2. Gene makes plants more susceptible to infection by Pseudomonas syringae. Bacteria, such as Pseudomonas syringae, cause disease in plants by injecting a suite of effector proteins into their hosts. Effector proteins target pathways or processes in the plant to promote infection. ARS researchers in Albany, California, in collaboration with researchers at the University of California, Berkeley, identified a protein that is targeted by effector proteins to promote bacterial virulence. This work identifies a gene that is important for broad spectrum resistance against pathogens. This work can be used to improve food security, which will benefit stakeholders, growers and consumers.

Review Publications
Baudin, M., Martin, E., Sass, C., Hassan, J.A., Bendix, C.L., Sauceda, R., Diplock, N., Specht, C.D., Petrescu, A., Lewis, J.D. 2020. A natural diversity screen in Arabidopsis thaliana reveals determinants for HopZ1a recognition in the ZAR1-ZED1 immune complex. Plant Cell and Environment. 44(2):629-644.
Csorgo, B., Leon, L., Chau-Ly, I., Vasquez-Rifo, A., Berry, J., Mahendra, C., Crawford, E., Lewis, J.D., Bondy-Denomy, J. 2020. A compact Cascade-Cas3 system for targeted genome engineering. Nature Methods. 17:1183-1190.
Schreiber, K.J., Hassan, J.A., Lewis, J.D. 2020. Arabidopsis Abscisic Acid Repressor 1 (ABR1) is a susceptibility hub that interacts with multiple Pseudomonas syringae effectors.

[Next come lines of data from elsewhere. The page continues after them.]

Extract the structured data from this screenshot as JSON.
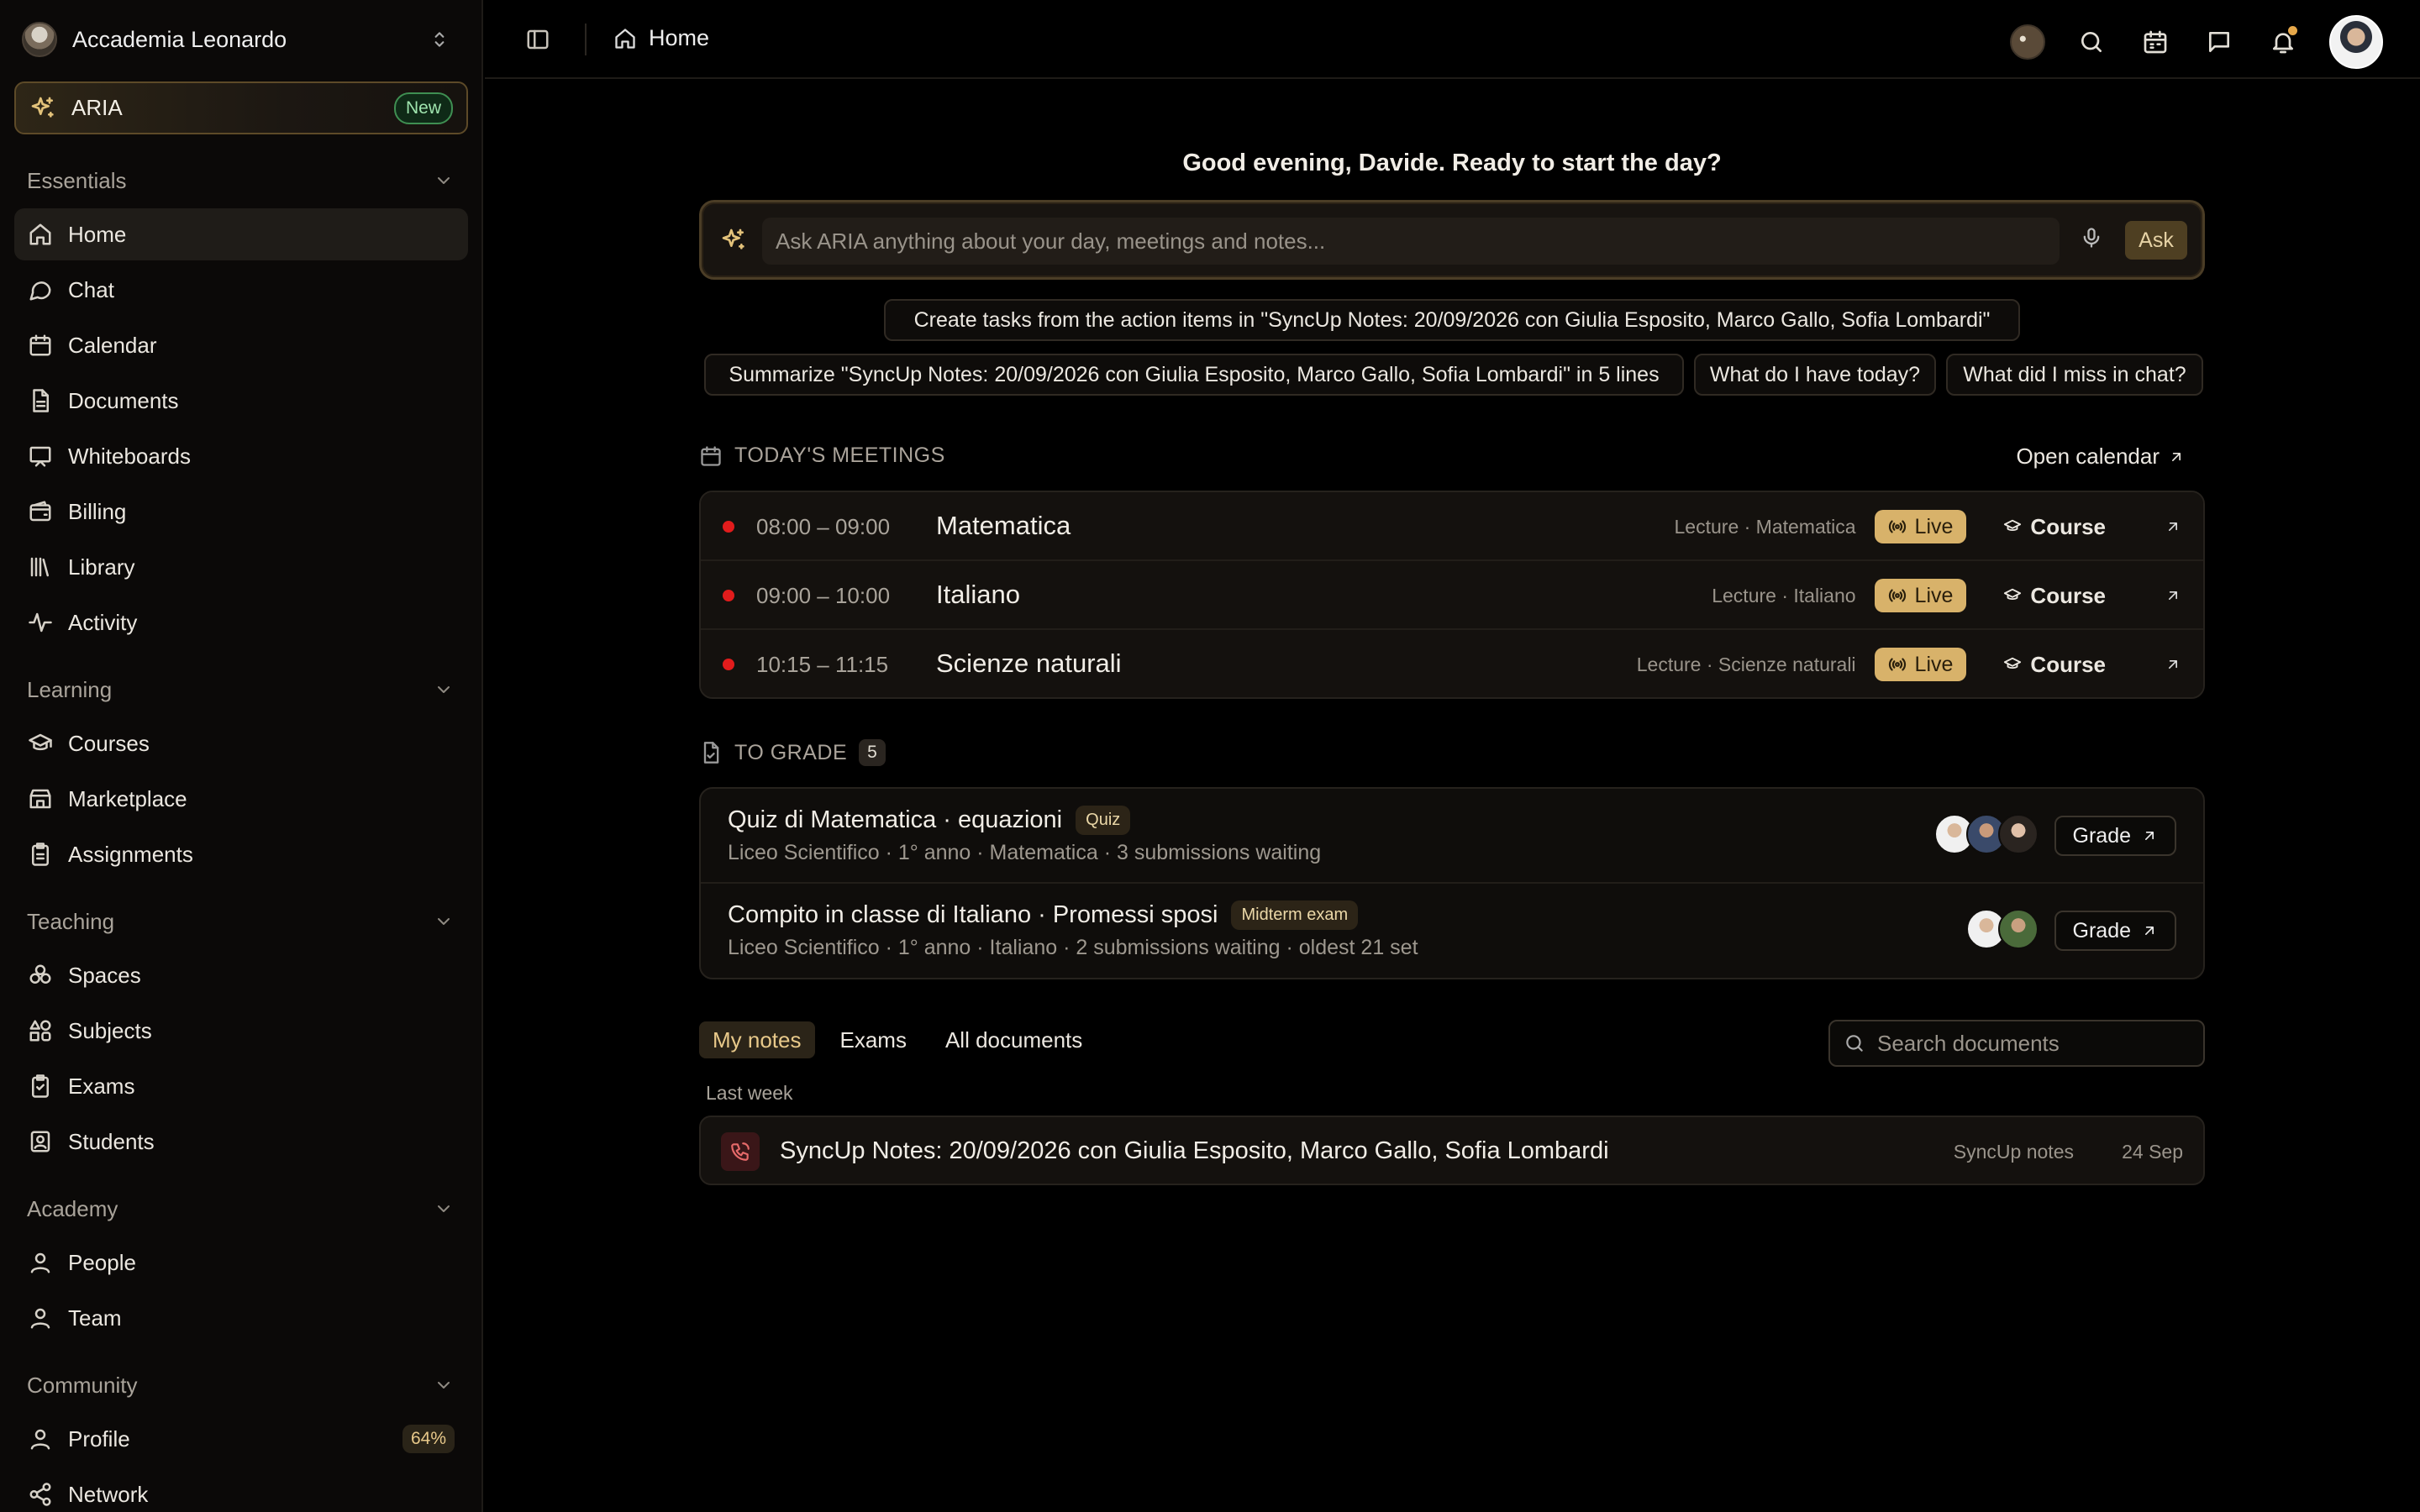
{
  "workspace": {
    "name": "Accademia Leonardo"
  },
  "aria": {
    "label": "ARIA",
    "badge": "New"
  },
  "sidebar": {
    "sections": [
      {
        "title": "Essentials",
        "items": [
          "Home",
          "Chat",
          "Calendar",
          "Documents",
          "Whiteboards",
          "Billing",
          "Library",
          "Activity"
        ]
      },
      {
        "title": "Learning",
        "items": [
          "Courses",
          "Marketplace",
          "Assignments"
        ]
      },
      {
        "title": "Teaching",
        "items": [
          "Spaces",
          "Subjects",
          "Exams",
          "Students"
        ]
      },
      {
        "title": "Academy",
        "items": [
          "People",
          "Team"
        ]
      },
      {
        "title": "Community",
        "items": [
          "Profile",
          "Network"
        ]
      }
    ],
    "active_item": "Home",
    "profile_completion": "64%"
  },
  "topbar": {
    "breadcrumb": "Home"
  },
  "greeting": "Good evening, Davide. Ready to start the day?",
  "ask": {
    "placeholder": "Ask ARIA anything about your day, meetings and notes...",
    "button": "Ask"
  },
  "suggestions": [
    "Create tasks from the action items in \"SyncUp Notes: 20/09/2026 con Giulia Esposito, Marco Gallo, Sofia Lombardi\"",
    "Summarize \"SyncUp Notes: 20/09/2026 con Giulia Esposito, Marco Gallo, Sofia Lombardi\" in 5 lines",
    "What do I have today?",
    "What did I miss in chat?"
  ],
  "meetings": {
    "heading": "TODAY'S MEETINGS",
    "open_calendar": "Open calendar",
    "items": [
      {
        "time": "08:00 – 09:00",
        "title": "Matematica",
        "meta": "Lecture · Matematica",
        "status": "Live",
        "link": "Course"
      },
      {
        "time": "09:00 – 10:00",
        "title": "Italiano",
        "meta": "Lecture · Italiano",
        "status": "Live",
        "link": "Course"
      },
      {
        "time": "10:15 – 11:15",
        "title": "Scienze naturali",
        "meta": "Lecture · Scienze naturali",
        "status": "Live",
        "link": "Course"
      }
    ]
  },
  "to_grade": {
    "heading": "TO GRADE",
    "count": "5",
    "items": [
      {
        "title": "Quiz di Matematica · equazioni",
        "tag": "Quiz",
        "subtitle": "Liceo Scientifico · 1° anno · Matematica · 3 submissions waiting",
        "button": "Grade",
        "avatars": 3
      },
      {
        "title": "Compito in classe di Italiano · Promessi sposi",
        "tag": "Midterm exam",
        "subtitle": "Liceo Scientifico · 1° anno · Italiano · 2 submissions waiting · oldest 21 set",
        "button": "Grade",
        "avatars": 2
      }
    ]
  },
  "docs": {
    "tabs": [
      "My notes",
      "Exams",
      "All documents"
    ],
    "active_tab": "My notes",
    "search_placeholder": "Search documents",
    "group": "Last week",
    "items": [
      {
        "title": "SyncUp Notes: 20/09/2026 con Giulia Esposito, Marco Gallo, Sofia Lombardi",
        "type": "SyncUp notes",
        "date": "24 Sep"
      }
    ]
  },
  "colors": {
    "accent": "#d8b26a",
    "live_dot": "#e21c1c",
    "new_badge": "#3f8f52",
    "background": "#000000"
  }
}
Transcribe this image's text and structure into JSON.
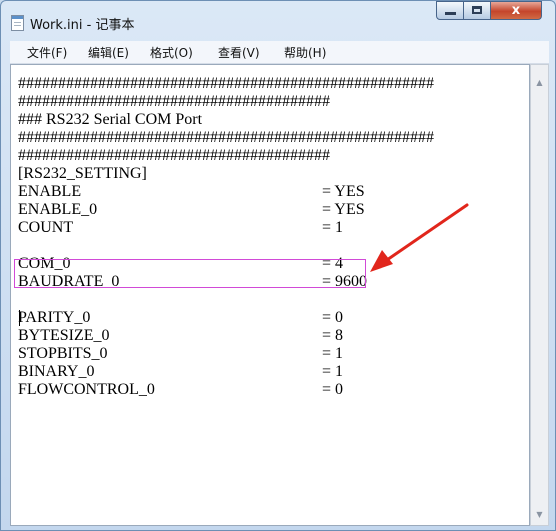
{
  "window": {
    "title": "Work.ini - 记事本",
    "buttons": {
      "minimize": "minimize",
      "maximize": "maximize",
      "close": "close"
    }
  },
  "menu": [
    "文件(F)",
    "编辑(E)",
    "格式(O)",
    "查看(V)",
    "帮助(H)"
  ],
  "file_lines": [
    "####################################################",
    "#######################################",
    "### RS232 Serial COM Port",
    "####################################################",
    "#######################################",
    "[RS232_SETTING]",
    {
      "key": "ENABLE",
      "value": "= YES"
    },
    {
      "key": "ENABLE_0",
      "value": "= YES"
    },
    {
      "key": "COUNT",
      "value": "= 1"
    },
    "",
    {
      "key": "COM_0",
      "value": "= 4"
    },
    {
      "key": "BAUDRATE_0",
      "value": "= 9600"
    },
    "",
    {
      "key": "PARITY_0",
      "value": "= 0"
    },
    {
      "key": "BYTESIZE_0",
      "value": "= 8"
    },
    {
      "key": "STOPBITS_0",
      "value": "= 1"
    },
    {
      "key": "BINARY_0",
      "value": "= 1"
    },
    {
      "key": "FLOWCONTROL_0",
      "value": "= 0"
    }
  ],
  "annotation": {
    "highlighted_key": "COM_0",
    "highlight_color": "#d14ad7",
    "arrow_color": "#e1261c"
  },
  "icons": {
    "app": "notepad-icon",
    "scroll_up": "scroll-up-arrow-icon",
    "scroll_down": "scroll-down-arrow-icon"
  }
}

Plant Journal. 105(5):1274-1292.
Schreiber, K.J., Lewis, J.D. 2020. Identification of a putative DNA-binding protein in Arabidopsis that acts as a susceptibility hub and interacts with multiple Pseudomonas syringae effectors. Molecular Plant-Microbe Interactions. 34(4).
Schreiber, K.J., Chau-Ly, I., Lewis, J.D. 2021. What the wild things do: Mechanisms of plant host manipulation by bacterial type III-secreted effector proteins. Microorganisms. 9(5). Article 1029.